** DATASET RECORDS follows **
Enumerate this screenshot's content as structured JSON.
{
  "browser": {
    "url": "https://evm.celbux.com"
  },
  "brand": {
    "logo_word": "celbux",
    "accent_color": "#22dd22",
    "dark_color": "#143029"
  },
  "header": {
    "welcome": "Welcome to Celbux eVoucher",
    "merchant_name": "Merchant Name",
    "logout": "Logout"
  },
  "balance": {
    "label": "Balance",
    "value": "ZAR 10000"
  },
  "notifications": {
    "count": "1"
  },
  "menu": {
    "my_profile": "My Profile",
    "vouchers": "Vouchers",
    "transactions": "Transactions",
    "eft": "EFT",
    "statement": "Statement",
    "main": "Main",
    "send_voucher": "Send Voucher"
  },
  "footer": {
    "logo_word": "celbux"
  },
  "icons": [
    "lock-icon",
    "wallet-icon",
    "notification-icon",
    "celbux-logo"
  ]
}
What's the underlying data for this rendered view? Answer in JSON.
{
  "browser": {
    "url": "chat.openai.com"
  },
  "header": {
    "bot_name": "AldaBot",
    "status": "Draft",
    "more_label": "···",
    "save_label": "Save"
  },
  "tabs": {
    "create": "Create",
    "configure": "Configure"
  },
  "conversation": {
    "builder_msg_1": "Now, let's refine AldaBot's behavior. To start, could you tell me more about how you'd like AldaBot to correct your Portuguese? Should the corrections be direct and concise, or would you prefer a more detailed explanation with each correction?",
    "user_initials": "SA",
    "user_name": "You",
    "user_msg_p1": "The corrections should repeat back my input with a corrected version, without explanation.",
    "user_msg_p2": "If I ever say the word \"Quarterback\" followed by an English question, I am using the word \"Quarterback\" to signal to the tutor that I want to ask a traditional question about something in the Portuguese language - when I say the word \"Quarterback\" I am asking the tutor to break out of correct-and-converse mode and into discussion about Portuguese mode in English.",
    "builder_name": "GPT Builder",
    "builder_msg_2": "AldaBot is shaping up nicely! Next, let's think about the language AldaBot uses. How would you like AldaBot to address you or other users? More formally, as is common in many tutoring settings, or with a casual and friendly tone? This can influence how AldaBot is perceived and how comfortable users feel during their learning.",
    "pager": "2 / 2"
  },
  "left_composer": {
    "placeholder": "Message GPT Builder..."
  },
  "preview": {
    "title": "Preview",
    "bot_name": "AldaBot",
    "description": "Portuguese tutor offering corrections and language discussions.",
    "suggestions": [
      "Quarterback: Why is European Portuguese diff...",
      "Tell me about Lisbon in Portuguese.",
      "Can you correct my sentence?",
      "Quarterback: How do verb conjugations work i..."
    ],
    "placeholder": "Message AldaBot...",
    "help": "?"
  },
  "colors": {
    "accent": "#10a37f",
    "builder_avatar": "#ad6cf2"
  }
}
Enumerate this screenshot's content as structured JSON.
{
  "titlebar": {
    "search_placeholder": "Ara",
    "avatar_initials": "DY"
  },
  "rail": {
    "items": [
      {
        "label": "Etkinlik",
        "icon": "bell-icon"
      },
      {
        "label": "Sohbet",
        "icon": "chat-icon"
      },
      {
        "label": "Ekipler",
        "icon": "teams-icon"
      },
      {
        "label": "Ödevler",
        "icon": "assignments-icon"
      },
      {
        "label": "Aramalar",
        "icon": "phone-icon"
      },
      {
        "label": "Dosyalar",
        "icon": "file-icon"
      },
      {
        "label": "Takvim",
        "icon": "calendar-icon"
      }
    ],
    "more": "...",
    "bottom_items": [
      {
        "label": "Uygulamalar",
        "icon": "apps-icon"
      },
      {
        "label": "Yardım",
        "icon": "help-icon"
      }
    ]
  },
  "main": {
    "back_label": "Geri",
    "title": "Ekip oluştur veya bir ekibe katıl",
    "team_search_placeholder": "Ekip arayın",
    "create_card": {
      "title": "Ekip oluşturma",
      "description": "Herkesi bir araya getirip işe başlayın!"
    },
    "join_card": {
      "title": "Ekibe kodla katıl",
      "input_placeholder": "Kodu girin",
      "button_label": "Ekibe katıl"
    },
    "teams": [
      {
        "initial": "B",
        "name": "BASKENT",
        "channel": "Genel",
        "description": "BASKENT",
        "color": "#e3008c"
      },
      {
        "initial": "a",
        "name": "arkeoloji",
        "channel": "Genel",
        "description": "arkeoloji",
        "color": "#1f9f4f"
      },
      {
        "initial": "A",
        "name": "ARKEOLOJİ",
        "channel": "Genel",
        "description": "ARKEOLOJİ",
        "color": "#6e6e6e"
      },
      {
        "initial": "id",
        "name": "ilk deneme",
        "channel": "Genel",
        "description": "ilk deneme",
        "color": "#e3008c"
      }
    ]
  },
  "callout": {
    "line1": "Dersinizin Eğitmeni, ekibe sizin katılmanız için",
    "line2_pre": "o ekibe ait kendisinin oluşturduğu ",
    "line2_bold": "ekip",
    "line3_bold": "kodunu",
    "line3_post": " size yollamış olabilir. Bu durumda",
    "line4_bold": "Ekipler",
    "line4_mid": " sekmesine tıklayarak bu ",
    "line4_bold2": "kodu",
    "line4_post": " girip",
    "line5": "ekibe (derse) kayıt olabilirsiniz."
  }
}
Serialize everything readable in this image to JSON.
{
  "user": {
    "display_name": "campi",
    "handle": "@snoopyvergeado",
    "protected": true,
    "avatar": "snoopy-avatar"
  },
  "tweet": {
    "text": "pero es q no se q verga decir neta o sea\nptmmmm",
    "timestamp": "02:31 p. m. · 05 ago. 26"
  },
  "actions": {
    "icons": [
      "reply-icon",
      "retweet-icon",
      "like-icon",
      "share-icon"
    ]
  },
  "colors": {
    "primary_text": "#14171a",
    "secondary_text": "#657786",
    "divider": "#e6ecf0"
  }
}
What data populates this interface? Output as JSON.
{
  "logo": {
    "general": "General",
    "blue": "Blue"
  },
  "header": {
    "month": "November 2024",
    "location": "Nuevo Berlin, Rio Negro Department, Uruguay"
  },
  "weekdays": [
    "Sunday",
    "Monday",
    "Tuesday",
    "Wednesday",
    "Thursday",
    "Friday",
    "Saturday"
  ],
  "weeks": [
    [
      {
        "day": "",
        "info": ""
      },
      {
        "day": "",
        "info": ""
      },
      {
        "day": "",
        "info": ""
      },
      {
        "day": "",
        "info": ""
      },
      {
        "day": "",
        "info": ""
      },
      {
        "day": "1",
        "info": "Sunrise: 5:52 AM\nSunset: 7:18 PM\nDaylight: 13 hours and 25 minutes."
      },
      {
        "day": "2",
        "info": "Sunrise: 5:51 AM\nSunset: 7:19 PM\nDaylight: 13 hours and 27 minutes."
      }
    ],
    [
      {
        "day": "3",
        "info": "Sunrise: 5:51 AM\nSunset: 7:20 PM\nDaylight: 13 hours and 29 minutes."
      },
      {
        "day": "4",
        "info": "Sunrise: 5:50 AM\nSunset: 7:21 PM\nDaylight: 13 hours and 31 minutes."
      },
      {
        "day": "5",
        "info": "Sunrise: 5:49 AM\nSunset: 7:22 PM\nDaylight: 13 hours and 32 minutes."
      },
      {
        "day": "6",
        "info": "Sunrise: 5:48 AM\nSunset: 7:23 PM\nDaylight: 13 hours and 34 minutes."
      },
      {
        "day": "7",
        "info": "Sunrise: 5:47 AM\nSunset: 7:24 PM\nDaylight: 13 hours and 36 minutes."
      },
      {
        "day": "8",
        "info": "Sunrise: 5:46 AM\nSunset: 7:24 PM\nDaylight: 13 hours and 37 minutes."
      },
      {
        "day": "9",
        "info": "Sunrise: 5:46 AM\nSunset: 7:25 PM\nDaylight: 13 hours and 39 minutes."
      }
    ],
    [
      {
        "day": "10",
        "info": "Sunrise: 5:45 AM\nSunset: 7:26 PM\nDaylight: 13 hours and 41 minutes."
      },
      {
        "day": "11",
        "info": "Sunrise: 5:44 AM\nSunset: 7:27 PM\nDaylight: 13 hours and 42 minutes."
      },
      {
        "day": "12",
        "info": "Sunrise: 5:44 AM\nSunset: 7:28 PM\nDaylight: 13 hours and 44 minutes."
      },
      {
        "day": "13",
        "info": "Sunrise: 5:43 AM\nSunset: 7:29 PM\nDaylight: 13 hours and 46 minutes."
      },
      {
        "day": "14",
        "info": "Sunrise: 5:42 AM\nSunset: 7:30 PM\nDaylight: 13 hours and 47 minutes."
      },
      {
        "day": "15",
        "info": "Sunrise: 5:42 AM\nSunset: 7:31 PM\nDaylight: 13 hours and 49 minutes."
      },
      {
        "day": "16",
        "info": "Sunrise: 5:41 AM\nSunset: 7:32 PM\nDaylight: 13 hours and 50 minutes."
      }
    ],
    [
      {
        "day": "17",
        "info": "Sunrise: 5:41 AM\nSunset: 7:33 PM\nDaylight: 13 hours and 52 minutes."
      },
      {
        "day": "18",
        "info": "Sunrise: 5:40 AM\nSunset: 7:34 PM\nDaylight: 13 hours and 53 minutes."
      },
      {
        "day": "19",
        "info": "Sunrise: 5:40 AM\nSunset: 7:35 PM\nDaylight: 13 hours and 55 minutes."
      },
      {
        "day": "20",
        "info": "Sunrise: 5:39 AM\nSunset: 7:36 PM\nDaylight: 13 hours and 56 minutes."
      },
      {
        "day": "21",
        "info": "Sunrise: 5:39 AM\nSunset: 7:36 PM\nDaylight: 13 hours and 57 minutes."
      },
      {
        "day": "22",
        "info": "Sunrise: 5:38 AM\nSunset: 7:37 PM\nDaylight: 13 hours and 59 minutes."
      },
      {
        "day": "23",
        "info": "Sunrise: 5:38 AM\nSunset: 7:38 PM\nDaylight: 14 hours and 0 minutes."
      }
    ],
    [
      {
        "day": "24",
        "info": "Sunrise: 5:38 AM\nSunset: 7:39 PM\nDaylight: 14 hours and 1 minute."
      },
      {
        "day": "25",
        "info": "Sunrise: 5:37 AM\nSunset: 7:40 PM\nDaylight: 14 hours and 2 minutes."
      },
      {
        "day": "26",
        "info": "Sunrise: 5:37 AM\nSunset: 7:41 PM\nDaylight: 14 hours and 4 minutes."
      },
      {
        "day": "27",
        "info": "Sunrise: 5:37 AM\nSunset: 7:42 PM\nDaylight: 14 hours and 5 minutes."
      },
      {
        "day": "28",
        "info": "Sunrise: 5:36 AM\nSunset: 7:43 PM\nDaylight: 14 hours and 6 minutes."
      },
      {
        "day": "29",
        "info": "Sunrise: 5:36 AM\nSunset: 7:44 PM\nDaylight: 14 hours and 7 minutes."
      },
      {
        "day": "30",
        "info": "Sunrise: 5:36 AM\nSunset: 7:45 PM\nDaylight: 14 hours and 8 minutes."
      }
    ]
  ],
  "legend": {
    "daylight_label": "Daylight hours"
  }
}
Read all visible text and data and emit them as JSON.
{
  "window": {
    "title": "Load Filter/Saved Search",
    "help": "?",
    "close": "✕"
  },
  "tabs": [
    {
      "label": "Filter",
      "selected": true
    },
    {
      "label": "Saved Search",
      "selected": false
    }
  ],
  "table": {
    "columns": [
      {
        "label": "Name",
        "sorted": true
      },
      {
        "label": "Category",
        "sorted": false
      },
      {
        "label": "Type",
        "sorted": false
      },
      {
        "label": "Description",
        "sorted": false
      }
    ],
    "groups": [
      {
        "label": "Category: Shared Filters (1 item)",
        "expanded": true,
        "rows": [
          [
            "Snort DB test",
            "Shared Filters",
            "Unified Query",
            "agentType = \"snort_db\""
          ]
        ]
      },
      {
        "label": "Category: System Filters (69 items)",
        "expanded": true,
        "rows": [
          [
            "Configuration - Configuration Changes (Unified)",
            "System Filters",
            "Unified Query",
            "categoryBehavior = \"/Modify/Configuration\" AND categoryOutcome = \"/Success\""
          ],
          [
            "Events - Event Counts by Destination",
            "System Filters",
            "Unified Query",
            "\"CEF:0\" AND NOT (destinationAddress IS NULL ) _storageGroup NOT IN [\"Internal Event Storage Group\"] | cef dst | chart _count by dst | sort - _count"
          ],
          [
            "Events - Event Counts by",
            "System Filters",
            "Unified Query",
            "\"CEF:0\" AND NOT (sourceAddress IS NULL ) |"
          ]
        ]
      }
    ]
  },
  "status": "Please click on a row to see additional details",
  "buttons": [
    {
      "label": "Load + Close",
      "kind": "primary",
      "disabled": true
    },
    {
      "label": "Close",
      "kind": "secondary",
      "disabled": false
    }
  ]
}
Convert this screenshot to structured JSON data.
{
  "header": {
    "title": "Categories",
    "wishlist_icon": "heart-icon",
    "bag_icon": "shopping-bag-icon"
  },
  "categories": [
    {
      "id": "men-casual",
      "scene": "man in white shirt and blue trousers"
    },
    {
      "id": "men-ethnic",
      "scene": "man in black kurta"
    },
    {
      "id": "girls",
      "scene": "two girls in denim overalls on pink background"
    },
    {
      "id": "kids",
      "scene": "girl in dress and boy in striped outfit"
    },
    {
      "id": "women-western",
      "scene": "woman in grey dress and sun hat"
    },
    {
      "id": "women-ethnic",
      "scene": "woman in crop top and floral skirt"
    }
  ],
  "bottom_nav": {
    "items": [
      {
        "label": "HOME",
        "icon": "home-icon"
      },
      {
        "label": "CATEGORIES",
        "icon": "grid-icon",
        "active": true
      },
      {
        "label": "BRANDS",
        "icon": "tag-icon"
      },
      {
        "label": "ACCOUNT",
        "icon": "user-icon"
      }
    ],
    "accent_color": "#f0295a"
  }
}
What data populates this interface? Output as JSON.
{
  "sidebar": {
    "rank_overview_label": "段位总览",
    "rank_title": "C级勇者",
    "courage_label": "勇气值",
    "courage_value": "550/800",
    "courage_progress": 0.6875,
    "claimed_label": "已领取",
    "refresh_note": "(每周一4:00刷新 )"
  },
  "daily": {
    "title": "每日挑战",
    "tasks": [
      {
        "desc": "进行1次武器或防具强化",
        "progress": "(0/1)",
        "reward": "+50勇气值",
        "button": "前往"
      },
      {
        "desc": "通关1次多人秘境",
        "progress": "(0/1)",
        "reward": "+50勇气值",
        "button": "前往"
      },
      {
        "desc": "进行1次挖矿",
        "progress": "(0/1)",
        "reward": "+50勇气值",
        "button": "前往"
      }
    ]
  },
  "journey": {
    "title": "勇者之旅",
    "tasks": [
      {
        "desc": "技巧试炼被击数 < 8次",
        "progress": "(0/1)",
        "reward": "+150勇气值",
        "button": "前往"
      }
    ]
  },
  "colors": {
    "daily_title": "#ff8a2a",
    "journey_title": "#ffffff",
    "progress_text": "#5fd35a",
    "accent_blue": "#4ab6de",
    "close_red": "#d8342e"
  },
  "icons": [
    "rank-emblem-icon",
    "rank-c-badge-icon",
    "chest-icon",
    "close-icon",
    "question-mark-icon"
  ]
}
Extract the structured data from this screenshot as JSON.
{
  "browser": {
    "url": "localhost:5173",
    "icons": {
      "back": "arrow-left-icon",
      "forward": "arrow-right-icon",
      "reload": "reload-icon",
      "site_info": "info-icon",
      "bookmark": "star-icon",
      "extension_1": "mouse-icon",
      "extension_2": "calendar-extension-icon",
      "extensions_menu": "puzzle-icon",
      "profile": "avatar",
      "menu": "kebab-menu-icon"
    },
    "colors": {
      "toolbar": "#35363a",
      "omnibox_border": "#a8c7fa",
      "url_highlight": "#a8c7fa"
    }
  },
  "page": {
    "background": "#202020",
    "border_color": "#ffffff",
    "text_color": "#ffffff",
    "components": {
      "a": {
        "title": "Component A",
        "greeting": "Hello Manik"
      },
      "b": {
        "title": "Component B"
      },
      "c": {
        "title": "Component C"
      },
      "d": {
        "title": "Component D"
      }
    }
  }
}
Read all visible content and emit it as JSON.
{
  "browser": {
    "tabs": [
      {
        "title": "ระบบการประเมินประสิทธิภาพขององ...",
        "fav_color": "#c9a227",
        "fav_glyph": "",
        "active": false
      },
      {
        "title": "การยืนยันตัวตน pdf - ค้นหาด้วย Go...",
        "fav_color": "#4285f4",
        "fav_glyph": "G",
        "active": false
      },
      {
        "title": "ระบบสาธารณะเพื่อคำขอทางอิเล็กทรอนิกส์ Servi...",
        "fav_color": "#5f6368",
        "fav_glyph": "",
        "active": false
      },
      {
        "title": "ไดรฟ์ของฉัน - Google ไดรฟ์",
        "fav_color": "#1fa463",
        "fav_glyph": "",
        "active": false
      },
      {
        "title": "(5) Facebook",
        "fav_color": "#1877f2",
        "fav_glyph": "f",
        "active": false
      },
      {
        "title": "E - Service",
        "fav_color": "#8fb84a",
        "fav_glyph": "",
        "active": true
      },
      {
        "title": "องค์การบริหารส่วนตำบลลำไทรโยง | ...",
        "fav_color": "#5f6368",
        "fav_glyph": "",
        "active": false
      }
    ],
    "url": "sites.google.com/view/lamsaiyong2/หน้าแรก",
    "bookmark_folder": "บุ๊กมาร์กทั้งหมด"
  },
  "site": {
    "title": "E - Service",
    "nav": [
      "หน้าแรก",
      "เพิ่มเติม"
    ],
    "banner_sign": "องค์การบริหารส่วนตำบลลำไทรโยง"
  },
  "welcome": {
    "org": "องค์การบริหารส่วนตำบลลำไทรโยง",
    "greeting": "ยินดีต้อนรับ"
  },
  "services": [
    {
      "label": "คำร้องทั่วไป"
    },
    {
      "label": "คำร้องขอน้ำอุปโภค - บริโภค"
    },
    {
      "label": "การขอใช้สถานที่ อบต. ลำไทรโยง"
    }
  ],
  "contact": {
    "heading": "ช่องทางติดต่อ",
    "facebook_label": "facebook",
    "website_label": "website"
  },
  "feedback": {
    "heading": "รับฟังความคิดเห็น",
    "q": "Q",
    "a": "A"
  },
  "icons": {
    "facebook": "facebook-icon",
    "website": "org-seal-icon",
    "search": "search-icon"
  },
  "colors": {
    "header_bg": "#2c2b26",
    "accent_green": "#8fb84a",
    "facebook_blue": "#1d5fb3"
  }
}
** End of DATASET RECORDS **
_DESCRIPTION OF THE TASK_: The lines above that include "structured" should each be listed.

_ANSWER SECTION_:
Enumerate this screenshot's content as structured JSON.
Enumerate this screenshot's content as structured JSON.
Convert this screenshot to structured JSON data.
Extract the structured data from this screenshot as JSON.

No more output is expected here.